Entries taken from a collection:
####

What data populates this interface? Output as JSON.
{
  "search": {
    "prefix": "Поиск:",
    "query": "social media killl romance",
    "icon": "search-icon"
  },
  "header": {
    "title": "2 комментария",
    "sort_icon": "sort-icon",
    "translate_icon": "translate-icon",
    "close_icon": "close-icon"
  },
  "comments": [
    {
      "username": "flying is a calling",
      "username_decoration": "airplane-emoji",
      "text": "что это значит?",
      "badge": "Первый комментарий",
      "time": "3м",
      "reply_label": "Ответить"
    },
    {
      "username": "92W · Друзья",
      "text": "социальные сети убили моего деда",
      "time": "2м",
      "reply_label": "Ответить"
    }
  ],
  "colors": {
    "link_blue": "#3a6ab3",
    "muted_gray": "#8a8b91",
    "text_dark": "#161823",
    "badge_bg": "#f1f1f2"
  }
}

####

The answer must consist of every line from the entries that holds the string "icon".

    "icon": "search-icon"
    "sort_icon": "sort-icon",
    "translate_icon": "translate-icon",
    "close_icon": "close-icon"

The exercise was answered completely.